→ GIVEN RECORDS:
[Start of Attachment]

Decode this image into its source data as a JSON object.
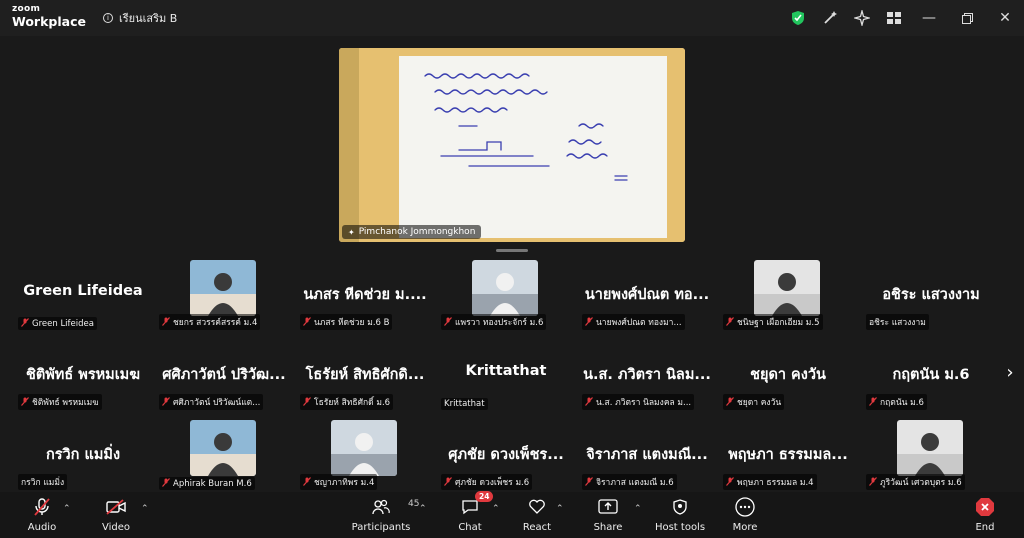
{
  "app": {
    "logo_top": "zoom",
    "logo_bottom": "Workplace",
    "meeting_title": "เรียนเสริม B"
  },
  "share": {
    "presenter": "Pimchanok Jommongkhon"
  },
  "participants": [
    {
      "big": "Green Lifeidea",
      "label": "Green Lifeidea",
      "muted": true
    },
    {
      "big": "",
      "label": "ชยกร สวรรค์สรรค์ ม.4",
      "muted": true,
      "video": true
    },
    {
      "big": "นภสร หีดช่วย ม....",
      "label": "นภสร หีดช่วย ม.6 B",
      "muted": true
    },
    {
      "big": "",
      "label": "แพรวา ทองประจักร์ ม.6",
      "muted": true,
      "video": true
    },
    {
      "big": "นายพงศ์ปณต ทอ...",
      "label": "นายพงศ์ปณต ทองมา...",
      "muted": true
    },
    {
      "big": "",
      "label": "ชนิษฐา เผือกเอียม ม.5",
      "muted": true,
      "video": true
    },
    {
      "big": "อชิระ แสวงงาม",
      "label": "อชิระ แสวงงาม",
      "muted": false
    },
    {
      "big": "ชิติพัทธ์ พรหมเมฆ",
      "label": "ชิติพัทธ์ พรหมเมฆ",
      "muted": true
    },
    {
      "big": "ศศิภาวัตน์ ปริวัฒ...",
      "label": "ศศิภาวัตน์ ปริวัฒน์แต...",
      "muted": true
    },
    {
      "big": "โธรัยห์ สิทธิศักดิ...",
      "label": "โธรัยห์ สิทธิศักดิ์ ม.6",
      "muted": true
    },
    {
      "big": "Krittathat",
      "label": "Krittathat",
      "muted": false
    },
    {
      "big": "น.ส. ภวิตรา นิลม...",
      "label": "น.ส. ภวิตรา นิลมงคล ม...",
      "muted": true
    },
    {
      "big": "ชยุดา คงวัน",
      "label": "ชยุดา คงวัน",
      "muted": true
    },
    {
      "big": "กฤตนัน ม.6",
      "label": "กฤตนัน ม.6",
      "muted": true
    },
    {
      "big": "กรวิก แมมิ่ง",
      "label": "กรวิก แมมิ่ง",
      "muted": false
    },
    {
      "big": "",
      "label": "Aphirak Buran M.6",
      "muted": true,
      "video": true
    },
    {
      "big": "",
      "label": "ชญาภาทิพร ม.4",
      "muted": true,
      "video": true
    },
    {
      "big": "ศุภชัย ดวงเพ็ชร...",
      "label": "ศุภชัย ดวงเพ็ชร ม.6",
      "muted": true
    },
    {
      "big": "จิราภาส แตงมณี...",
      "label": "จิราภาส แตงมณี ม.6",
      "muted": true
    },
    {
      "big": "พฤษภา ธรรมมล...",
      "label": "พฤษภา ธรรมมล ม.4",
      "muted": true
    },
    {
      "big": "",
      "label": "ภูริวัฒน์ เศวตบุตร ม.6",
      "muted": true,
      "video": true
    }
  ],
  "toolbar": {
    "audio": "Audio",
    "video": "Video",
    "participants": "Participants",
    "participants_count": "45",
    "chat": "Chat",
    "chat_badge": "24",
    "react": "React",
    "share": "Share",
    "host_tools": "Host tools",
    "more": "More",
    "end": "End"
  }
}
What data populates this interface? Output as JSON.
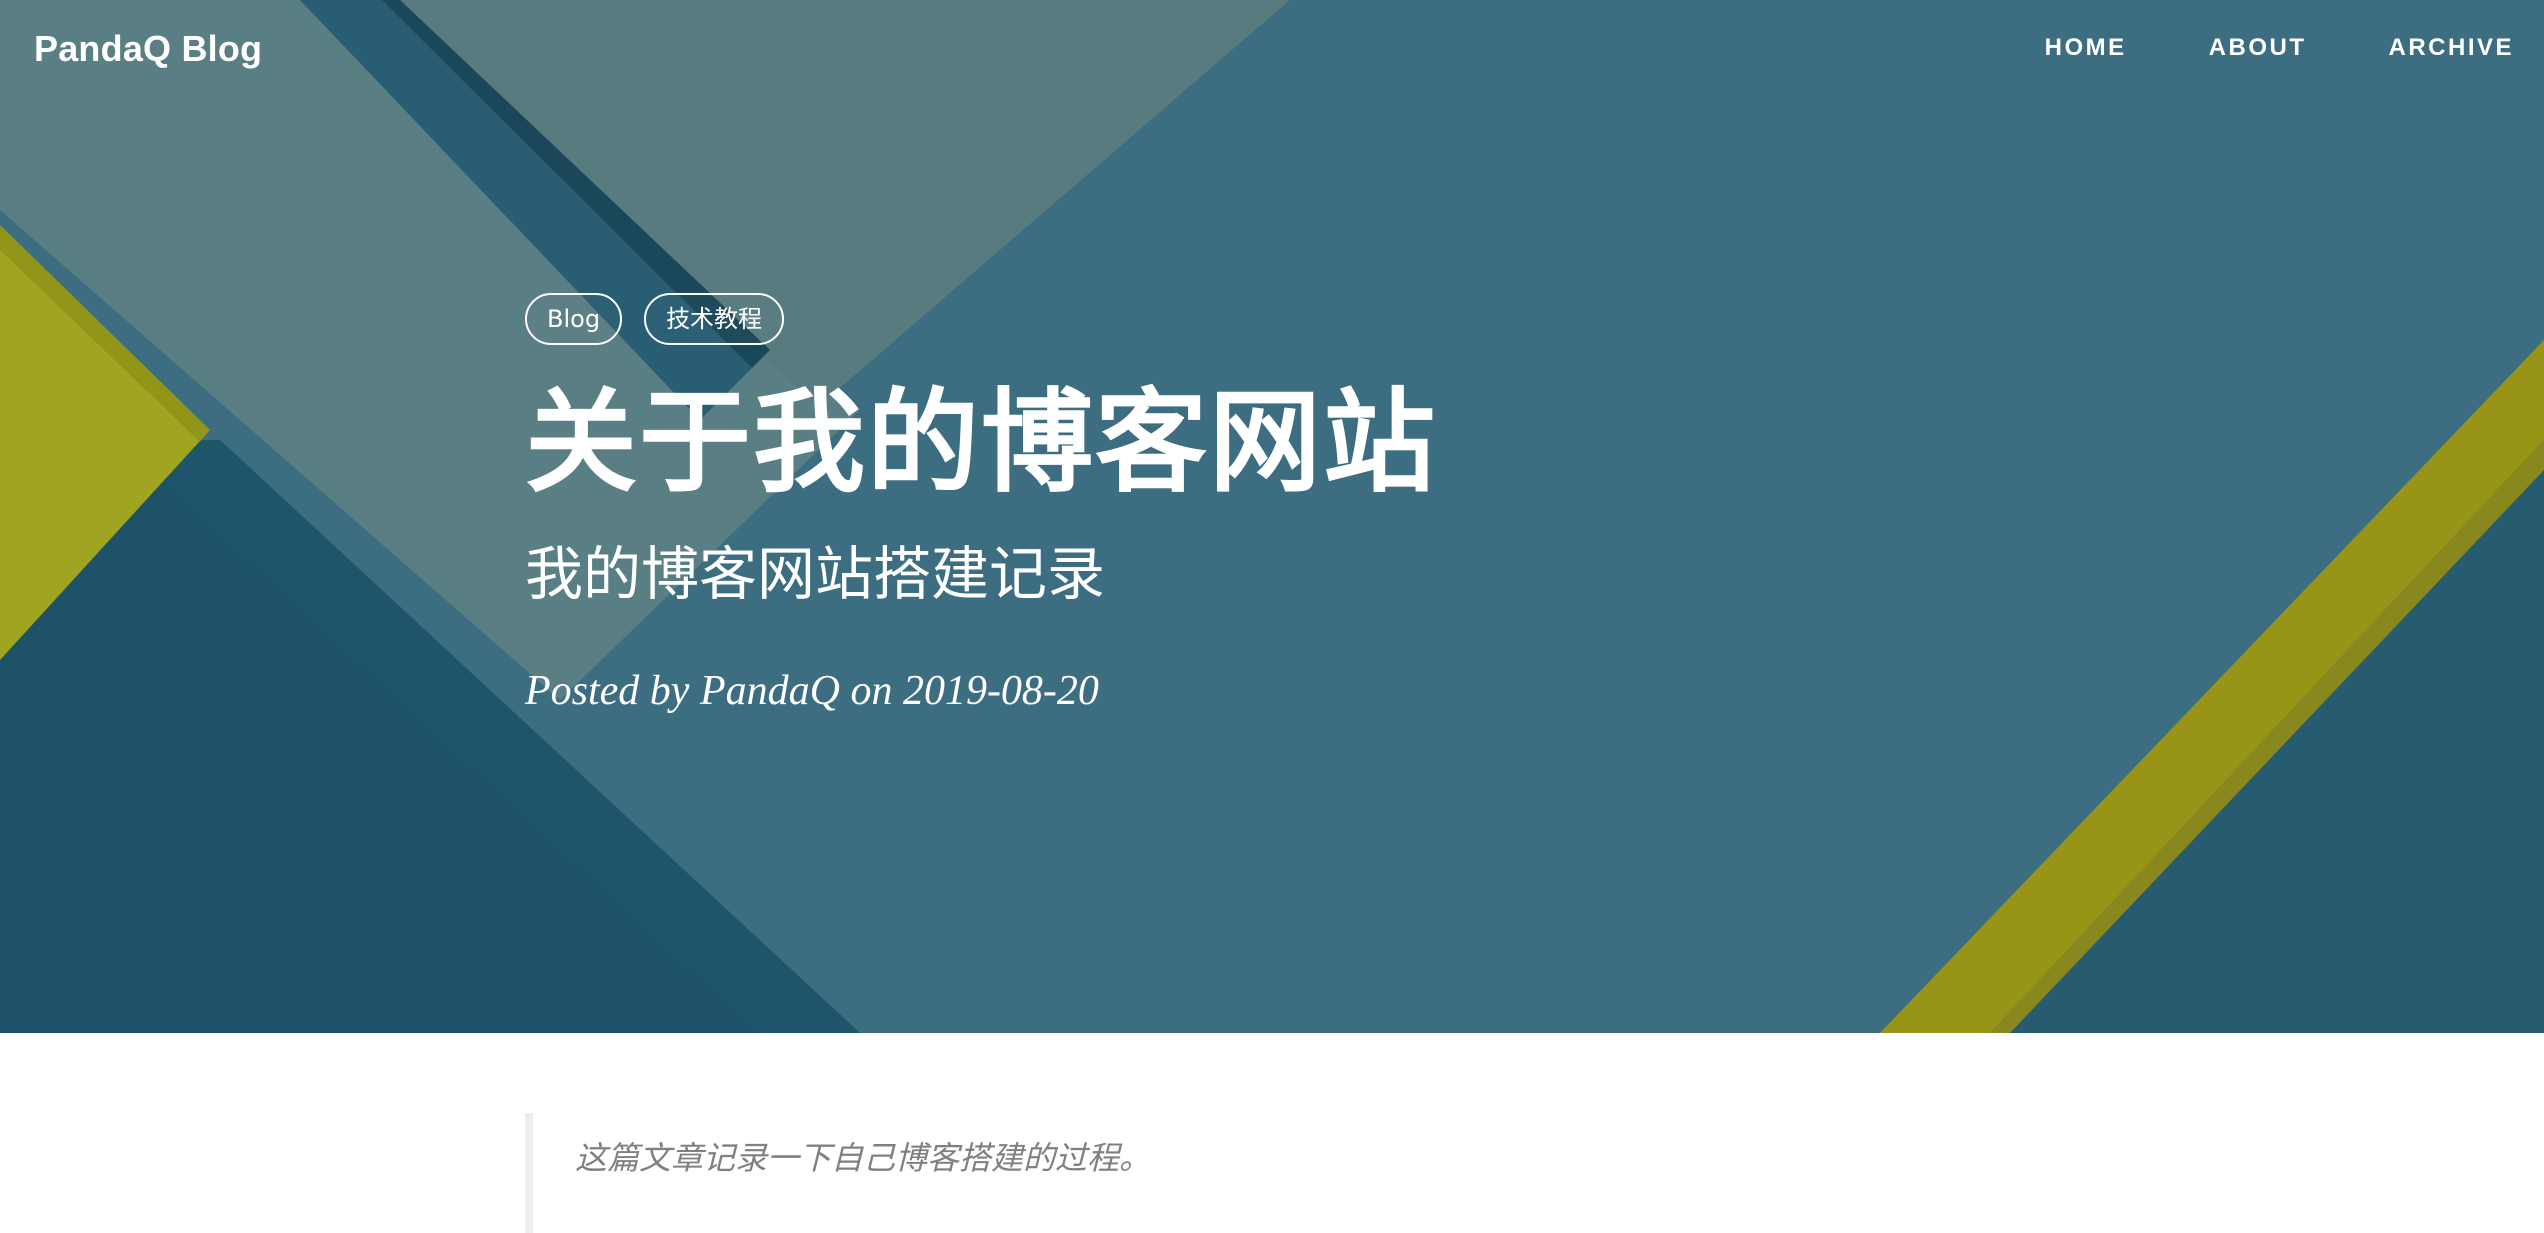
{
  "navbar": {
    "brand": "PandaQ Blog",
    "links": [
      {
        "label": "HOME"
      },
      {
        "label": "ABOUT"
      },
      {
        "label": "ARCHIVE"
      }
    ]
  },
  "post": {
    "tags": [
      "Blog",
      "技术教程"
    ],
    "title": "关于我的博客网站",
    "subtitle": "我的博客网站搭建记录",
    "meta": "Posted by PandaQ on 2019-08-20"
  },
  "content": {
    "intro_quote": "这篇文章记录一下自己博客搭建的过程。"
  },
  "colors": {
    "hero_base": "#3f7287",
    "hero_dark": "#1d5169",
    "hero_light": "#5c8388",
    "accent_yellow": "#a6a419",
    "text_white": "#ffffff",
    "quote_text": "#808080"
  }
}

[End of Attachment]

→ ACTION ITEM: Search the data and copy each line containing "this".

→ TASK ANSWER:
Decode this image into its source data as a JSON object.
What data populates this interface? Output as JSON.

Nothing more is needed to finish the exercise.